- Tell the students that they will have a certain amount of time (20 minutes or more, if possible) to examine the soil sample and remove traces or actual living things from the sample. As they take out each item, they should place the item on the foam tray on which they think the item belongs.
- Demonstrate by teasing out a bit of soil in which you find a bit of leaf material. Place it on the tray marked “Plant”. If living animals are present in the sample, students may place them directly on the animal tray, or the may capture them in the small plastic cups for temporary viewing.
- When students are finished investigating their soil samples, ask them to bring their findings to a front table and group the trays. Ask students to help each other to move “Not Sure” items to either the plant or animal trays. What category is represented by most of the material? [plants]
- On a journal page, ask students to describe the activity. Ask them to write down what features helped them to identify small bits of material as either plant or animal.
Applying Students' Understanding

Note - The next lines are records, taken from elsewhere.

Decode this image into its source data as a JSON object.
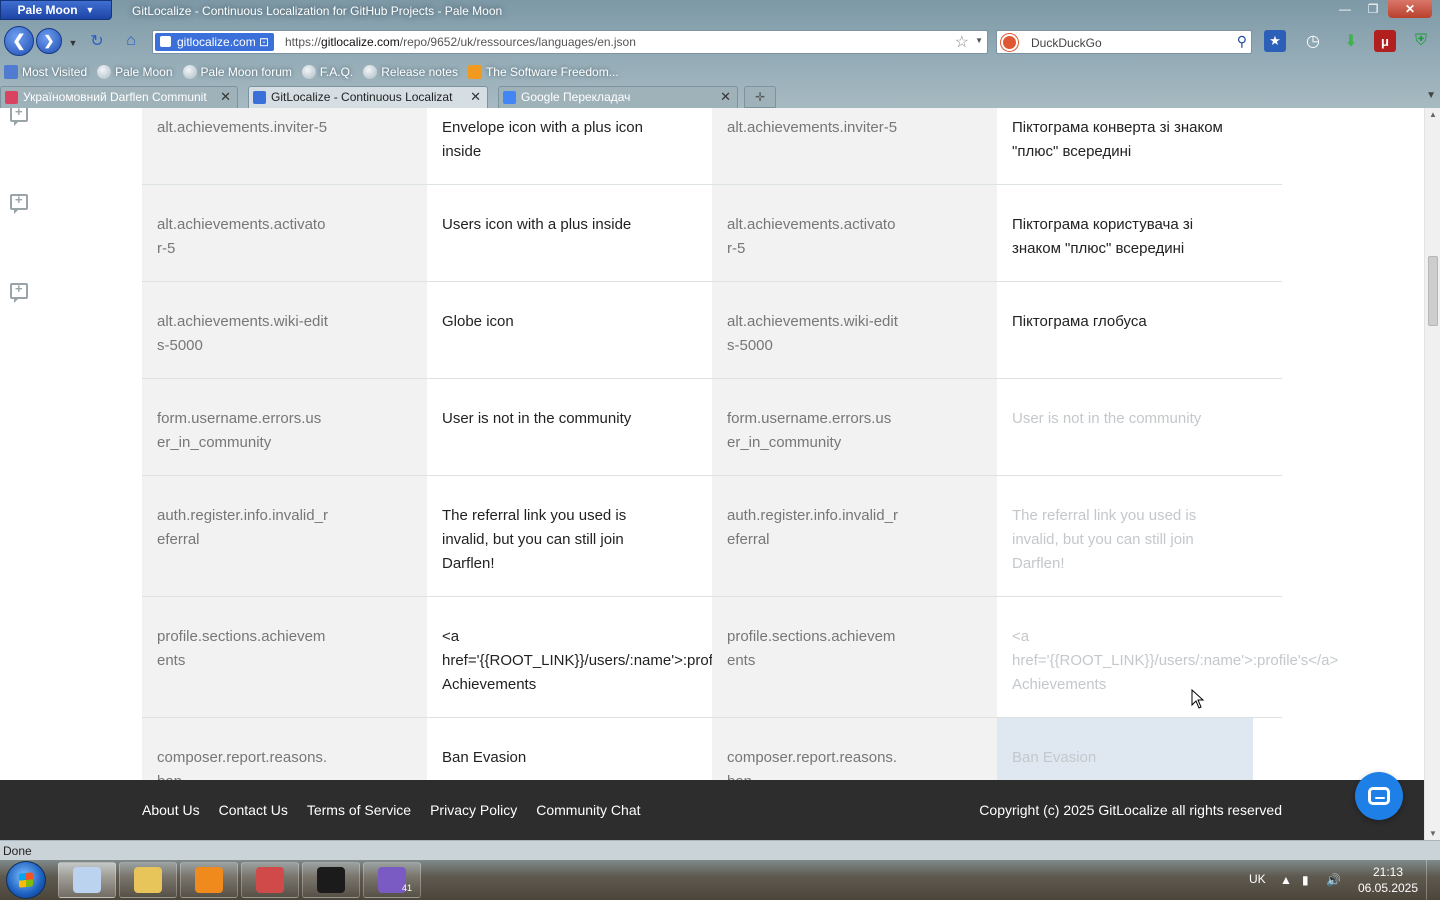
{
  "browser": {
    "app_menu": "Pale Moon",
    "window_title": "GitLocalize - Continuous Localization for GitHub Projects - Pale Moon",
    "identity_label": "gitlocalize.com",
    "url_prefix": "https://",
    "url_domain": "gitlocalize.com",
    "url_path": "/repo/9652/uk/ressources/languages/en.json",
    "search_placeholder": "DuckDuckGo",
    "bookmarks": [
      {
        "label": "Most Visited"
      },
      {
        "label": "Pale Moon"
      },
      {
        "label": "Pale Moon forum"
      },
      {
        "label": "F.A.Q."
      },
      {
        "label": "Release notes"
      },
      {
        "label": "The Software Freedom..."
      }
    ],
    "tabs": [
      {
        "label": "Україномовний Darflen Communit",
        "active": false,
        "favicon_color": "#d9435f"
      },
      {
        "label": "GitLocalize - Continuous Localizat",
        "active": true,
        "favicon_color": "#3b6fd9"
      },
      {
        "label": "Google Перекладач",
        "active": false,
        "favicon_color": "#4285f4"
      }
    ],
    "status": "Done"
  },
  "rows": [
    {
      "key": "alt.achievements.inviter-5",
      "source": "Envelope icon with a plus icon inside",
      "key2": "alt.achievements.inviter-5",
      "target": "Піктограма конверта зі знаком \"плюс\" всередині",
      "state": "translated"
    },
    {
      "key": "alt.achievements.activator-5",
      "source": "Users icon with a plus inside",
      "key2": "alt.achievements.activator-5",
      "target": "Піктограма користувача зі знаком \"плюс\" всередині",
      "state": "translated"
    },
    {
      "key": "alt.achievements.wiki-edits-5000",
      "source": "Globe icon",
      "key2": "alt.achievements.wiki-edits-5000",
      "target": "Піктограма глобуса",
      "state": "translated"
    },
    {
      "key": "form.username.errors.user_in_community",
      "source": "User is not in the community",
      "key2": "form.username.errors.user_in_community",
      "target": "User is not in the community",
      "state": "untranslated"
    },
    {
      "key": "auth.register.info.invalid_referral",
      "source": "The referral link you used is invalid, but you can still join Darflen!",
      "key2": "auth.register.info.invalid_referral",
      "target": "The referral link you used is invalid, but you can still join Darflen!",
      "state": "untranslated"
    },
    {
      "key": "profile.sections.achievements",
      "source": "<a href='{{ROOT_LINK}}/users/:name'>:profile's</a> Achievements",
      "key2": "profile.sections.achievements",
      "target": "<a href='{{ROOT_LINK}}/users/:name'>:profile's</a> Achievements",
      "state": "untranslated"
    },
    {
      "key": "composer.report.reasons.ban",
      "source": "Ban Evasion",
      "key2": "composer.report.reasons.ban",
      "target": "Ban Evasion",
      "state": "selected"
    }
  ],
  "footer": {
    "links": [
      "About Us",
      "Contact Us",
      "Terms of Service",
      "Privacy Policy",
      "Community Chat"
    ],
    "copyright": "Copyright (c) 2025 GitLocalize all rights reserved"
  },
  "taskbar": {
    "apps": [
      {
        "name": "pale-moon",
        "color": "#bcd3f0",
        "active": true,
        "badge": ""
      },
      {
        "name": "file-explorer",
        "color": "#e8c55a",
        "active": false,
        "badge": ""
      },
      {
        "name": "media-player",
        "color": "#f08a1c",
        "active": false,
        "badge": ""
      },
      {
        "name": "installer",
        "color": "#d04a4a",
        "active": false,
        "badge": ""
      },
      {
        "name": "text-editor",
        "color": "#1b1b1b",
        "active": false,
        "badge": ""
      },
      {
        "name": "moon-app",
        "color": "#7a5bc4",
        "active": false,
        "badge": "41"
      }
    ],
    "language": "UK",
    "time": "21:13",
    "date": "06.05.2025"
  }
}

Suggest that students make a poster display showing the web of living things that they found in their soil samples and how they think these are related to one another. To do this, they will need to find more information about the various types of life found in the soil community. You might assign research topics to each group, e.g. “Find out what kinds of insects live in the soil and what they do for the soil community.”
Revisiting Investigation Question 5
Complete this investigation by asking your students to reflect on the investigation question and how their answers may have changed as a result of what they have learned. Ask them why they think it’s important to know what living things are in soil. Remind the students that many different soil organisms benefit the soil by aerating it and adding nutrients.
Soil organisms come in all shapes and sizes—microscopic forms include varieties of bacteria, fungi, algae, and protozoa; macroscopic forms include insects, worms, and even burrowing mammals and reptiles. Students will be surprised to hear that there are many more living things in the soil than those they found while examining their samples. In fact, healthy soil is loaded with life. One estimate is that a hectare of soil supports about 20,000 kilograms of living things, approximately equal to the weight of 40 horses. (Non-living organic matter is present at about 20 times this amount!)
But if we can’t see these living things, how do we know they are there? In fact, their presence can be detected by many of the clues they leave behind as they go about their activities. Like nearly all living things, soil organisms provide an important chemical clue that they are alive and breathing. They exhale or simply give off the chemical carbon dioxide—a chemical that is easily detected in water by use of an indicator. The more carbon dioxide present, the more living things are present in the soil.
Soil Unit Sections